LISTED RECORDS:
- Opening Delimiter -

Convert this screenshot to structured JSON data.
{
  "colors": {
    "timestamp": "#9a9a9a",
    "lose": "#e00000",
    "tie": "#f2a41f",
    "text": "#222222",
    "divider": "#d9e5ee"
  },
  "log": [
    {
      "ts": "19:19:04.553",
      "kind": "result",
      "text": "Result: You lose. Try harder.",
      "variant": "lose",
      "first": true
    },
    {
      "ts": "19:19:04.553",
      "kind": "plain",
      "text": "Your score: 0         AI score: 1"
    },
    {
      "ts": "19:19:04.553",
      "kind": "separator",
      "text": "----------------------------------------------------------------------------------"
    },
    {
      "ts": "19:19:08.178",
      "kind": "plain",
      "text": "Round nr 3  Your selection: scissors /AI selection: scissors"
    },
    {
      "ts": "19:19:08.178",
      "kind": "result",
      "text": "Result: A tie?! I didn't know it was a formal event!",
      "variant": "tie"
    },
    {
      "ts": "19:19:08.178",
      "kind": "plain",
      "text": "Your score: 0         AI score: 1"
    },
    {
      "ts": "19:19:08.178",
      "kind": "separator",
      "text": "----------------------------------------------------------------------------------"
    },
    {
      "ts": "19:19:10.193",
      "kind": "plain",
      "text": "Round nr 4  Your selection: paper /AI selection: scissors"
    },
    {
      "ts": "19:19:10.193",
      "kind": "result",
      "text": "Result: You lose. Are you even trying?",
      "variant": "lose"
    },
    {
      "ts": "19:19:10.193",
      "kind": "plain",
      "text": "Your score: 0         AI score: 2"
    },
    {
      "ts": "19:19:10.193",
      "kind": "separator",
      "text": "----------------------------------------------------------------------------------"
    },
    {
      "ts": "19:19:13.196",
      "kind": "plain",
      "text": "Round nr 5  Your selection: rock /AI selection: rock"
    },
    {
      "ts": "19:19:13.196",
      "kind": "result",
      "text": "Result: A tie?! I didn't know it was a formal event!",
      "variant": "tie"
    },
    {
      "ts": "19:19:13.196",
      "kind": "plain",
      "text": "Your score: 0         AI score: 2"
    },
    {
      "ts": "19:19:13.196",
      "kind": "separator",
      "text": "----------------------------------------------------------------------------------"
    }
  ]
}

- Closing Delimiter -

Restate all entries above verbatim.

TASK RESPONSE:
Convert this screenshot to structured JSON data.
{
  "colors": {
    "timestamp": "#9a9a9a",
    "lose": "#e00000",
    "tie": "#f2a41f",
    "text": "#222222",
    "divider": "#d9e5ee"
  },
  "log": [
    {
      "ts": "19:19:04.553",
      "kind": "result",
      "text": "Result: You lose. Try harder.",
      "variant": "lose",
      "first": true
    },
    {
      "ts": "19:19:04.553",
      "kind": "plain",
      "text": "Your score: 0         AI score: 1"
    },
    {
      "ts": "19:19:04.553",
      "kind": "separator",
      "text": "----------------------------------------------------------------------------------"
    },
    {
      "ts": "19:19:08.178",
      "kind": "plain",
      "text": "Round nr 3  Your selection: scissors /AI selection: scissors"
    },
    {
      "ts": "19:19:08.178",
      "kind": "result",
      "text": "Result: A tie?! I didn't know it was a formal event!",
      "variant": "tie"
    },
    {
      "ts": "19:19:08.178",
      "kind": "plain",
      "text": "Your score: 0         AI score: 1"
    },
    {
      "ts": "19:19:08.178",
      "kind": "separator",
      "text": "----------------------------------------------------------------------------------"
    },
    {
      "ts": "19:19:10.193",
      "kind": "plain",
      "text": "Round nr 4  Your selection: paper /AI selection: scissors"
    },
    {
      "ts": "19:19:10.193",
      "kind": "result",
      "text": "Result: You lose. Are you even trying?",
      "variant": "lose"
    },
    {
      "ts": "19:19:10.193",
      "kind": "plain",
      "text": "Your score: 0         AI score: 2"
    },
    {
      "ts": "19:19:10.193",
      "kind": "separator",
      "text": "----------------------------------------------------------------------------------"
    },
    {
      "ts": "19:19:13.196",
      "kind": "plain",
      "text": "Round nr 5  Your selection: rock /AI selection: rock"
    },
    {
      "ts": "19:19:13.196",
      "kind": "result",
      "text": "Result: A tie?! I didn't know it was a formal event!",
      "variant": "tie"
    },
    {
      "ts": "19:19:13.196",
      "kind": "plain",
      "text": "Your score: 0         AI score: 2"
    },
    {
      "ts": "19:19:13.196",
      "kind": "separator",
      "text": "----------------------------------------------------------------------------------"
    }
  ]
}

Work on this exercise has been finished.